Sss-ensational ceramic snake graces new playground
Published on 19 February 2019
This children’s art, on a grand scale, is the talking point of the new $1.3 million playground at Civic Drive.
Eltham ceramic artist Mary-Lou Pittard, commissioned by Nillumbik Shire Council to create the work of art, worked with students at Diamond Valley Special Development, Apollo Parkways Primary School, St Thomas the Apostle Primary School and Diamond Hills Preschool to create the masterpiece.
Mayor Karen Egan is delighted with Mr Snake, as it is affectionately referred to, and is looking forward to the official opening of the precinct in the near future.
“This work of art is unique in that it represents the creativity of more than a thousand children on what is undoubtedly the biggest snake ever seen in the Shire!” Cr Egan said.

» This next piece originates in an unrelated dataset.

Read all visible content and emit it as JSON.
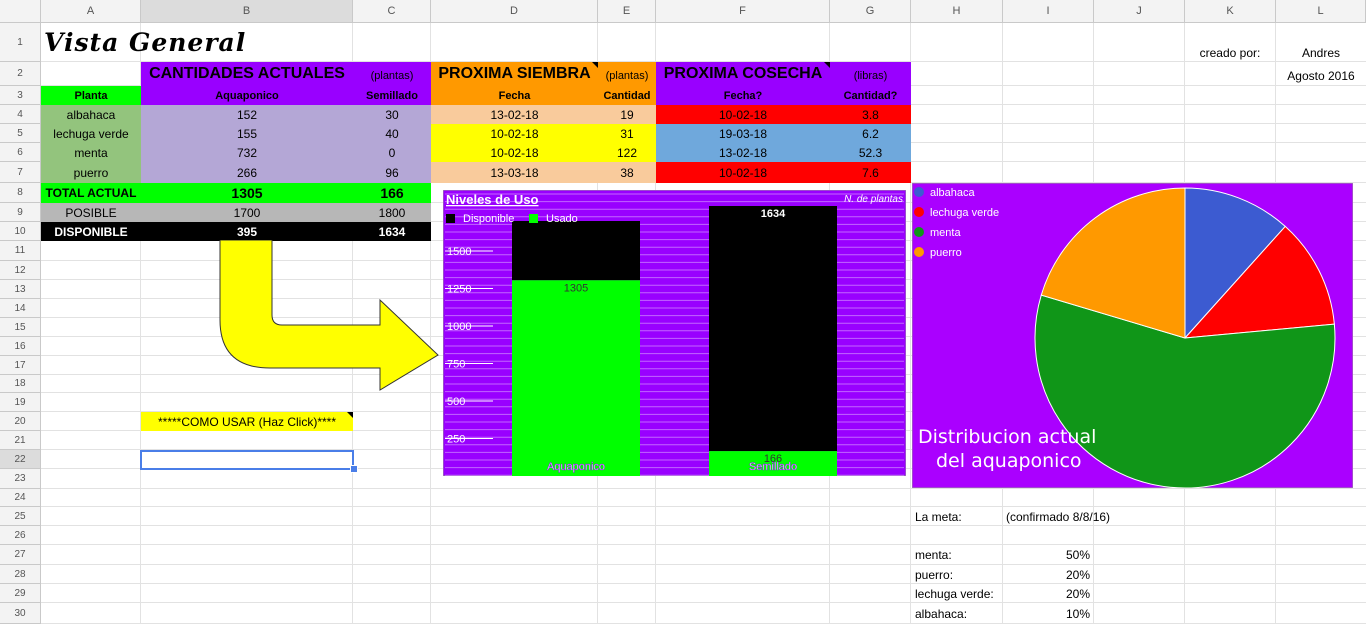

“It also makes art an everyday participatory experience to be enjoyed by the children using the playground as well as the community groups using the precinct.”
The Civic Drive recreational precinct comprises tower play and boulder climbing units, accessible swing, ropes and a totem pole course, flying fox, spinner, inclusive sand play and musical play elements.
It also features a half basketball/netball court with a hoop which can be used as a stage, with tiered grassed seating creating an amphitheatre. There are picnic tables and BBQ units.
An existing building is being transformed into a community events venue which can be hired out and used by community groups. It has toilets and roller doors that open out onto the precinct.
Mary-Lou said decorating Mr Snake was the largest project she had ever undertaken.
“Over the final term of school last year, I showed the children how to cut diamond-shaped ceramic tiles and then how to decorate them with special paints. I then fired the tiles in the kiln, to ensure they would last forever,” Mary-Lou said.
Mary-Lou then glued the tiles onto the snake, which has since had non-slip treatment applied to the surface.
Because she encouraged children’s individual creativity, the tiles feature trains, boats, koalas, trees, lizards and many vibrant patterns.
“I told them their art will be there for all time and that one day they will be able to show their grandchildren what they created at the same age,” Mary-Lou said.
There are also many hidden secrets in the tiles. The footprint of Mary-Lou’s new-born grandchild, Charlie, and a Scottish flag to pay tribute to Scots-born Jim Armstrong of Eltham Men’s Shed, who made the ‘cookie cutters’ for children to cut out the ceramic diamond shapes.
Mary-Lou said the shape of the tiles also paid tribute to Diamond Valley and the history of the Shire.
The playground project was made possible thanks to $950,000 from the Victorian Government’s Growing Suburbs Fund.